(The data Opens)
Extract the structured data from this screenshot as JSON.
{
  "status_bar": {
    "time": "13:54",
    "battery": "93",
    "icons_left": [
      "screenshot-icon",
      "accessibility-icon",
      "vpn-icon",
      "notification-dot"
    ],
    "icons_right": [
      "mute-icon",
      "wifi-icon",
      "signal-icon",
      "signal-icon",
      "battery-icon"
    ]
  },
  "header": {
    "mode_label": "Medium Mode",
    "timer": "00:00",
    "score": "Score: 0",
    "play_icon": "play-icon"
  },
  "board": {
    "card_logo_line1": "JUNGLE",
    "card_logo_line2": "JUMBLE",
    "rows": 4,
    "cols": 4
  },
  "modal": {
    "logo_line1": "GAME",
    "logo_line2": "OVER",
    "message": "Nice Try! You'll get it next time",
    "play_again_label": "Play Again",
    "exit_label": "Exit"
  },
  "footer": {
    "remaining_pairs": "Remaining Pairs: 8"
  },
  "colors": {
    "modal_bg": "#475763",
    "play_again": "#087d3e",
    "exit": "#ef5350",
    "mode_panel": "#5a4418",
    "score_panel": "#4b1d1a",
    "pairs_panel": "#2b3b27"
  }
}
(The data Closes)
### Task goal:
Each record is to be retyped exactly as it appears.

### Solution to this exercise:
Extract the structured data from this screenshot as JSON.
{
  "status_bar": {
    "time": "13:54",
    "battery": "93",
    "icons_left": [
      "screenshot-icon",
      "accessibility-icon",
      "vpn-icon",
      "notification-dot"
    ],
    "icons_right": [
      "mute-icon",
      "wifi-icon",
      "signal-icon",
      "signal-icon",
      "battery-icon"
    ]
  },
  "header": {
    "mode_label": "Medium Mode",
    "timer": "00:00",
    "score": "Score: 0",
    "play_icon": "play-icon"
  },
  "board": {
    "card_logo_line1": "JUNGLE",
    "card_logo_line2": "JUMBLE",
    "rows": 4,
    "cols": 4
  },
  "modal": {
    "logo_line1": "GAME",
    "logo_line2": "OVER",
    "message": "Nice Try! You'll get it next time",
    "play_again_label": "Play Again",
    "exit_label": "Exit"
  },
  "footer": {
    "remaining_pairs": "Remaining Pairs: 8"
  },
  "colors": {
    "modal_bg": "#475763",
    "play_again": "#087d3e",
    "exit": "#ef5350",
    "mode_panel": "#5a4418",
    "score_panel": "#4b1d1a",
    "pairs_panel": "#2b3b27"
  }
}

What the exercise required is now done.